In a phone conversation with San Jose Inside, David Benfell, a graduate student who lived at Lupin from 2002 until he moved out on his own accord in 2008, said he became disheartened by the stark socioeconomic divide between paying members and the live-in workers.
"I saw people 'down on their luck' brought into a place where, yes, they were surrounded by incredible natural beauty, but where they were still 'down on their luck,' and hopelessly trapped in an abusive condition," he wrote on his blog in 2013.
There’s another adage in the camp that Lupin employees are more likely to have an outstanding warrant than a valid driver’s license. The Stouts dispute the assertion, saying the club performs background checks and sometimes drug tests to screen employees, though a criminal conviction won’t necessarily disqualify a person from moving in. In fact, a considerable number of resident-workers came to Lupin with checkered pasts—commonly with domestic violence, drug and theft convictions—and often brought their troubles with them. Santa Clara County Sheriff’s Office spokesman Sgt. James Jensen said that in the past two years deputies were called out to Lupin once every eight days on average.
Thirty-eight-year-old Mike Buckland, one of the two resident workers caught up with the Stouts on water theft charges last month, came to Lupin with a mile-long rap sheet and nowhere else to go. The Stouts gave him work, a trailer to live in and food from the kitchen—which got temporarily shut down for vermin by county health inspectors last month.
Eviction records state that Lori Kay’s half-brother, Ricky Mendoza, began working at Lupin in 2008. Court records indicate he was an ex-con battling addictions to meth and heroin.
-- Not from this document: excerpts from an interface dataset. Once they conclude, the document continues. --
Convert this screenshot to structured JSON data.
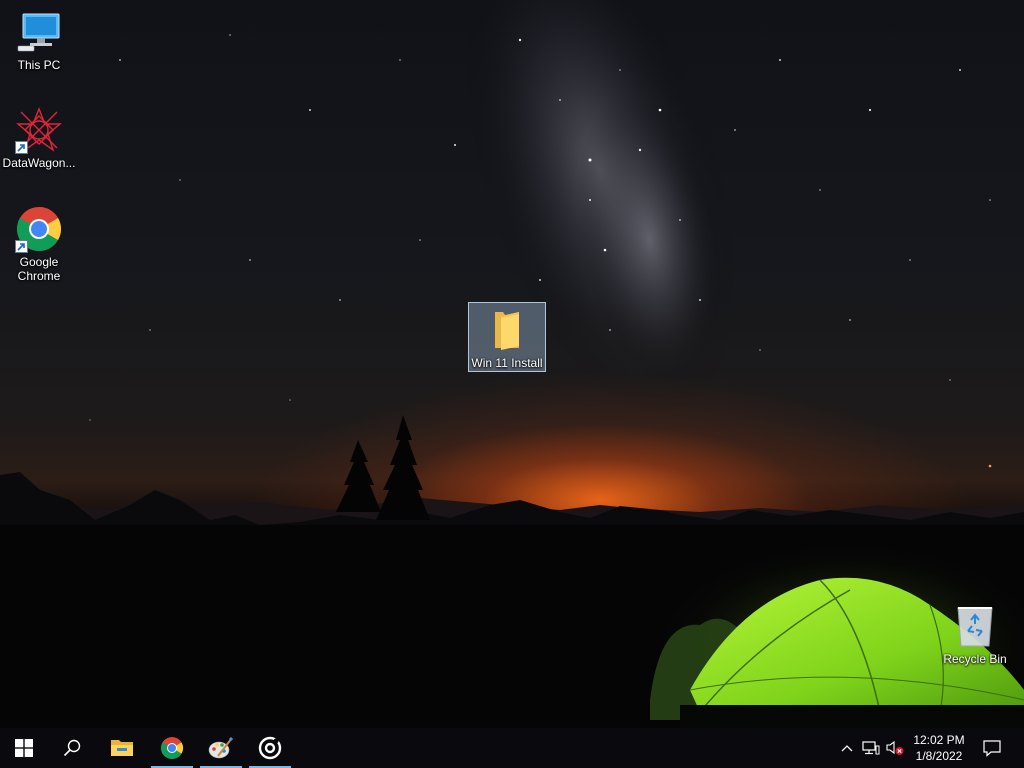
{
  "desktop": {
    "icons": [
      {
        "label": "This PC"
      },
      {
        "label": "DataWagon..."
      },
      {
        "label": "Google Chrome"
      },
      {
        "label": "Win 11 Install"
      },
      {
        "label": "Recycle Bin"
      }
    ]
  },
  "taskbar": {
    "start": "windows-start-icon",
    "search": "search-icon",
    "pinned": [
      "file-explorer-icon",
      "chrome-icon",
      "paint-icon",
      "media-player-icon"
    ],
    "tray": {
      "time": "12:02 PM",
      "date": "1/8/2022"
    }
  },
  "colors": {
    "accent": "#76b9ed",
    "taskbar": "#0a0a0e",
    "tent": "#8ee01c"
  }
}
Already a wiry 5-foot-5, Mendoza began wasting away from drugs—in virtually every arrest report, police said he was coming down from some kind of high. During his stay at Lupin, police say they caught him with drugs, blank checks and stolen cars.
The week between Christmas 2008 and the New Year, Mendoza, high on meth and heroin, stole a 2002 Mitsubishi Gallant and high-tailed it past the Great Mall in Milpitas, according to court records. Police described him as thin and rank, with a shaved head and a goatee. Panting and drooling, he curled up on the ground in a fetal position and said he felt like his heart would explode.
“My stomach’s hurting,” he told the officer, admitting he’d been using drugs all day and, in a panic, had just swallowed a gram of meth. “I’m going to die.”
Mendoza’s sister, Lupin owner Lori Kay, formally evicted him from his trailer in 2014. By then an exodus was occurring for many longtime members. Some defected to other clubs, fed up not just with the drugs but also the all-night raves and fetish parties that they felt flouted the wholesome ideals of naturism.